* Exercise *
Determine how many of the lines below hold the word "value". Give the number and nothing else.

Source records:

┌──

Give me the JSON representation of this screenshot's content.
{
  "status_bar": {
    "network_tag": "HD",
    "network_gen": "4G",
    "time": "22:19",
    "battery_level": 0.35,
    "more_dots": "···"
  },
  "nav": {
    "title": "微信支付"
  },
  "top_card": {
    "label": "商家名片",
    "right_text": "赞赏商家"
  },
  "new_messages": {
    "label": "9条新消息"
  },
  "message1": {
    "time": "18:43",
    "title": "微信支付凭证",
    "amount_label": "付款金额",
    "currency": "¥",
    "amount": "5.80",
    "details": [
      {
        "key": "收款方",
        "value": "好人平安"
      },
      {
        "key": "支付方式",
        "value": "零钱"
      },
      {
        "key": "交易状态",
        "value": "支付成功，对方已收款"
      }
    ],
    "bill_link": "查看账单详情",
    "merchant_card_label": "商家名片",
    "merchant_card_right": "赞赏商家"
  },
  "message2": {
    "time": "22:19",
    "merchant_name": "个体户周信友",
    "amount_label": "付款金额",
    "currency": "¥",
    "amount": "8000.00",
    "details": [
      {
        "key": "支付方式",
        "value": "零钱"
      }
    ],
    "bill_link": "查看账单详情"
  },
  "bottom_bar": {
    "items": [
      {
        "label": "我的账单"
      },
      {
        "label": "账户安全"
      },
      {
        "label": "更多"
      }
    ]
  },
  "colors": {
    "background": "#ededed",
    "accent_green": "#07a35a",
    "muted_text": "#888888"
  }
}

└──

* Answer to this problem *
4